The Center on Education Policy has examined three years of reading and math scores on state tests for students with disabilities nationwide, finding that students made small gains between 2005 and 2008. According to Education Week:
The study found that students with disabilities showed progress at all levels of proficiency in 4th grade, where the median percentage scoring at the basic level or above was 71 percent. Most states showed more gains than declines among students with disabilities over the three-year period.
But there is still a yawning gap between students with disabilities who take the regular state tests (those with cognitive impairments usually take modified assessments) and their non-disabled peers. At the 4th grade level, for example, the median reading score for students with disabilities was 41 percent proficient, while 79 percent of non-disabled students scored proficient. The gap continues to worsen in the upper grades – at the high school level, the median reading score for students with disabilities was 31 percent proficient, while 77 percent of non-disabled students scored proficient.
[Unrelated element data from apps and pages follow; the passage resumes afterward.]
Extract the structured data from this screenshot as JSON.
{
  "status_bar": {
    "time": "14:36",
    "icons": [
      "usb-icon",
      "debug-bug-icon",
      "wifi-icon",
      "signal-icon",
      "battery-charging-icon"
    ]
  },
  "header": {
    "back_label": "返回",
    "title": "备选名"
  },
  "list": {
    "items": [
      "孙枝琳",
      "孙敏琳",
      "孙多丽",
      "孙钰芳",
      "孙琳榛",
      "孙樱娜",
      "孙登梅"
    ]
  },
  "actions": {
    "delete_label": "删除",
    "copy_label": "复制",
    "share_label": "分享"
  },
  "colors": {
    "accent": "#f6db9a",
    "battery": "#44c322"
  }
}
The study represents a glimmer of hope that our schools are starting to take the achievement of students with disabilities more seriously, but there’s still a ways to go. Fully-funding IDEA to take some stress out of the system would help a lot; so would an overhaul of curriculum to make sure we are really offering students content in a way that supports their learning. Taking some of the “special” out of special education might help too — meaning that we should advance the idea that all of our students are all of our students and dispense with the “these are mine, those are yours” kinds of programs that deprive students of uniformly high expectations and rich content.